Open-concept floor designs have become the standard, especially in family houses. It’s not so much a design, as it’s a lifestyle. While one parent cooks, the kids are watching the TV, and the other parent is cleaning up the dining room. Open-concept is about togetherness, but there are certain obstacles many seem to overlook.
However, open-concept gives you no privacy, which can be rather annoying. It’s also a question of noise tolerance, musical instruments, tolerance for seeing the mess in adjacent rooms. The spaciousness can also bring out some anxieties because it tends to look cold and impersonal. It’s hard to combine textures and furniture pieces, without making a whole space look like it’s one giant hole. And when you do separate the areas into rooms, you still have to consider how to make a natural flow. You have to look at furniture pieces from all sides and angles, and the lighting is one of the biggest tricks.

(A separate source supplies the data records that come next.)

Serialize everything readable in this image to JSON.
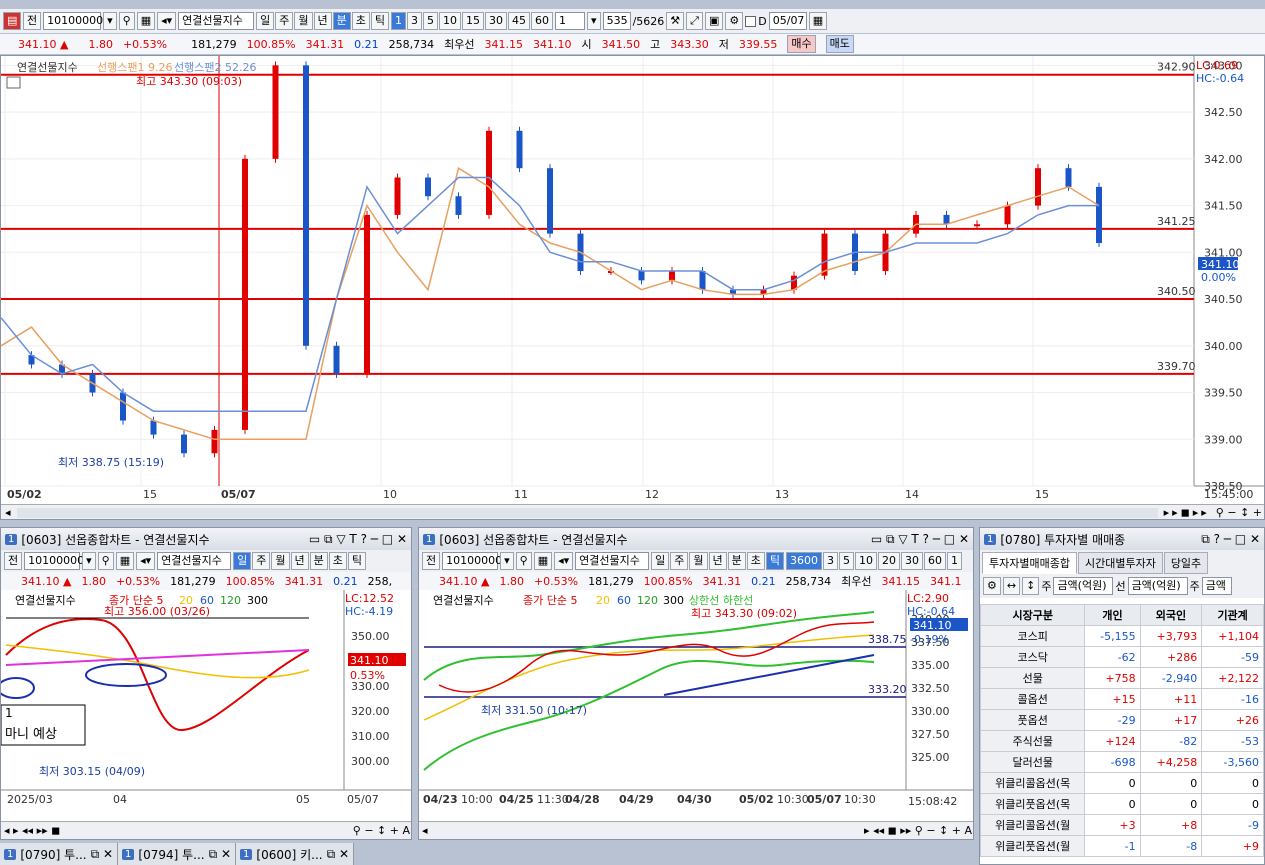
{
  "main": {
    "toolbar": {
      "type_label": "전",
      "code": "10100000",
      "name": "연결선물지수",
      "periods": [
        "일",
        "주",
        "월",
        "년",
        "분",
        "초",
        "틱"
      ],
      "intervals": [
        "1",
        "3",
        "5",
        "10",
        "15",
        "30",
        "45",
        "60"
      ],
      "unit": "1",
      "count": "535",
      "total": "/5626",
      "date": "05/07",
      "d_label": "D"
    },
    "quote": {
      "price": "341.10 ▲",
      "change": "1.80",
      "rate": "+0.53%",
      "volume": "181,279",
      "vol_ratio": "100.85%",
      "basis": "341.31",
      "basis_diff": "0.21",
      "oi": "258,734",
      "best_label": "최우선",
      "ask": "341.15",
      "bid": "341.10",
      "open_label": "시",
      "open": "341.50",
      "high_label": "고",
      "high": "343.30",
      "low_label": "저",
      "low": "339.55",
      "buy": "매수",
      "sell": "매도"
    },
    "chart": {
      "legend_name": "연결선물지수",
      "legend_span1": "선행스팬1 9.26",
      "legend_span2": "선행스팬2 52.26",
      "high_note": "최고 343.30 (09:03)",
      "low_note": "최저 338.75 (15:19)",
      "lc": "LC:0.69",
      "hc": "HC:-0.64",
      "current": "341.10",
      "current_pct": "0.00%",
      "y_ticks": [
        "343.00",
        "342.50",
        "342.00",
        "341.50",
        "341.00",
        "340.50",
        "340.00",
        "339.50",
        "339.00",
        "338.50"
      ],
      "h_lines": [
        "342.90",
        "341.25",
        "340.50",
        "339.70"
      ],
      "x_labels": [
        "05/02",
        "15",
        "05/07",
        "10",
        "11",
        "12",
        "13",
        "14",
        "15"
      ],
      "time": "15:45:00"
    }
  },
  "chart_data": {
    "type": "line",
    "title": "연결선물지수",
    "ylim": [
      338.5,
      343.1
    ],
    "series": [
      {
        "name": "연결선물지수",
        "values": [
          339.9,
          339.8,
          339.7,
          339.5,
          339.2,
          339.05,
          338.85,
          339.1,
          342.0,
          343.0,
          340.0,
          339.7,
          341.4,
          341.8,
          341.6,
          341.4,
          342.3,
          341.9,
          341.2,
          340.8,
          340.8,
          340.7,
          340.8,
          340.6,
          340.55,
          340.6,
          340.75,
          341.2,
          340.8,
          341.2,
          341.4,
          341.3,
          341.3,
          341.5,
          341.9,
          341.7,
          341.1
        ]
      },
      {
        "name": "선행스팬1",
        "values": [
          340.0,
          340.2,
          339.8,
          339.6,
          339.4,
          339.2,
          339.1,
          339.0,
          339.0,
          339.0,
          339.0,
          340.5,
          341.5,
          341.0,
          340.6,
          341.9,
          341.7,
          341.3,
          341.1,
          341.0,
          340.8,
          340.6,
          340.7,
          340.6,
          340.55,
          340.55,
          340.6,
          340.8,
          340.9,
          341.0,
          341.3,
          341.3,
          341.4,
          341.5,
          341.6,
          341.7,
          341.5
        ]
      },
      {
        "name": "선행스팬2",
        "values": [
          340.3,
          339.9,
          339.7,
          339.8,
          339.5,
          339.3,
          339.3,
          339.3,
          339.3,
          339.3,
          339.3,
          340.5,
          341.7,
          341.2,
          341.5,
          341.8,
          341.8,
          341.5,
          341.0,
          340.9,
          340.9,
          340.8,
          340.8,
          340.8,
          340.6,
          340.6,
          340.7,
          340.9,
          341.0,
          341.0,
          341.1,
          341.1,
          341.1,
          341.2,
          341.4,
          341.5,
          341.5
        ]
      }
    ]
  },
  "left": {
    "title": "[0603] 선옵종합차트 - 연결선물지수",
    "code": "10100000",
    "name": "연결선물지수",
    "periods": [
      "일",
      "주",
      "월",
      "년",
      "분",
      "초",
      "틱"
    ],
    "quote": {
      "price": "341.10 ▲",
      "change": "1.80",
      "rate": "+0.53%",
      "volume": "181,279",
      "vol_ratio": "100.85%",
      "basis": "341.31",
      "basis_diff": "0.21",
      "oi": "258,"
    },
    "legend_name": "연결선물지수",
    "legend_ma": "종가 단순 5",
    "ma_periods": [
      "20",
      "60",
      "120",
      "300"
    ],
    "high_note": "최고 356.00 (03/26)",
    "low_note": "최저 303.15 (04/09)",
    "lc": "LC:12.52",
    "hc": "HC:-4.19",
    "current": "341.10",
    "current_pct": "0.53%",
    "y_ticks": [
      "350.00",
      "340.00",
      "330.00",
      "320.00",
      "310.00",
      "300.00"
    ],
    "x_labels": [
      "2025/03",
      "04",
      "05",
      "05/07"
    ],
    "note_text": "마니 예상",
    "note_head": "1"
  },
  "mid": {
    "title": "[0603] 선옵종합차트 - 연결선물지수",
    "code": "10100000",
    "name": "연결선물지수",
    "periods": [
      "일",
      "주",
      "월",
      "년",
      "분",
      "초",
      "틱"
    ],
    "intervals": [
      "3600",
      "3",
      "5",
      "10",
      "20",
      "30",
      "60",
      "1"
    ],
    "quote": {
      "price": "341.10 ▲",
      "change": "1.80",
      "rate": "+0.53%",
      "volume": "181,279",
      "vol_ratio": "100.85%",
      "basis": "341.31",
      "basis_diff": "0.21",
      "oi": "258,734",
      "best_label": "최우선",
      "ask": "341.15",
      "bid": "341.1"
    },
    "legend_name": "연결선물지수",
    "legend_ma": "종가 단순 5",
    "ma_periods": [
      "20",
      "60",
      "120",
      "300"
    ],
    "legend_band": "상한선 하한선",
    "high_note": "최고 343.30 (09:02)",
    "low_note": "최저 331.50 (10:17)",
    "lc": "LC:2.90",
    "hc": "HC:-0.64",
    "current": "341.10",
    "current_pct": "-0.19%",
    "level1": "338.75",
    "level2": "333.20",
    "y_ticks": [
      "340.00",
      "337.50",
      "335.00",
      "332.50",
      "330.00",
      "327.50",
      "325.00"
    ],
    "x_labels": [
      "04/23",
      "10:00",
      "04/25",
      "11:30",
      "04/28",
      "04/29",
      "04/30",
      "05/02",
      "10:30",
      "05/07",
      "10:30"
    ],
    "time": "15:08:42"
  },
  "right": {
    "title": "[0780] 투자자별 매매종",
    "tabs": [
      "투자자별매매종합",
      "시간대별투자자",
      "당일추"
    ],
    "select1": "금액(억원)",
    "select2": "금액(억원)",
    "select3": "금액",
    "label_ju": "주",
    "label_seon": "선",
    "headers": [
      "시장구분",
      "개인",
      "외국인",
      "기관계"
    ],
    "rows": [
      {
        "name": "코스피",
        "v": [
          "-5,155",
          "+3,793",
          "+1,104"
        ]
      },
      {
        "name": "코스닥",
        "v": [
          "-62",
          "+286",
          "-59"
        ]
      },
      {
        "name": "선물",
        "v": [
          "+758",
          "-2,940",
          "+2,122"
        ]
      },
      {
        "name": "콜옵션",
        "v": [
          "+15",
          "+11",
          "-16"
        ]
      },
      {
        "name": "풋옵션",
        "v": [
          "-29",
          "+17",
          "+26"
        ]
      },
      {
        "name": "주식선물",
        "v": [
          "+124",
          "-82",
          "-53"
        ]
      },
      {
        "name": "달러선물",
        "v": [
          "-698",
          "+4,258",
          "-3,560"
        ]
      },
      {
        "name": "위클리콜옵션(목",
        "v": [
          "0",
          "0",
          "0"
        ]
      },
      {
        "name": "위클리풋옵션(목",
        "v": [
          "0",
          "0",
          "0"
        ]
      },
      {
        "name": "위클리콜옵션(월",
        "v": [
          "+3",
          "+8",
          "-9"
        ]
      },
      {
        "name": "위클리풋옵션(월",
        "v": [
          "-1",
          "-8",
          "+9"
        ]
      }
    ]
  },
  "taskbar": [
    "[0790] 투...",
    "[0794] 투...",
    "[0600] 키..."
  ],
  "colors": {
    "up": "#e00000",
    "down": "#1a56c8",
    "span1": "#e8a060",
    "span2": "#6b8fd6",
    "hline": "#e00000",
    "accent": "#3a7ad8"
  }
}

If you can’t handle the noise, you can at least try to fix the lighting. Each room should have three sources of light, but to make open-concept lit, you’ll have to form symmetrical pools of light throughout the space. Floor outlets combined with natural light and small lamps, as well as at least one statement chandelier, need to look like they belong together. One part of the open-space will always have less natural light, so you need to figure that out while you’re decorating.
And of course, whether you like it or not, you have to think about the mess. Open-concept requires a lot more cleaning and tidying up. Keeping up with children’s toys, your culinary creation, and other daily issues is normal. However, if you want to be the perfect hostess, you’ll have to come up with hidden areas for extra quick cleaning up. And that can turn into a nightmare if you don’t invest in additional storage.
The only reason that open-concept is so popular is that families don’t have enough time to be together. Instead, we are forced to share the space, despite the apparent inconsistencies, from noise to the fundamental human right to privacy. The noise, smells from the kitchen, and kitchen safety, visual clutter, energy efficiency, and extra expenses will make you rethink the whole concept of open spaces.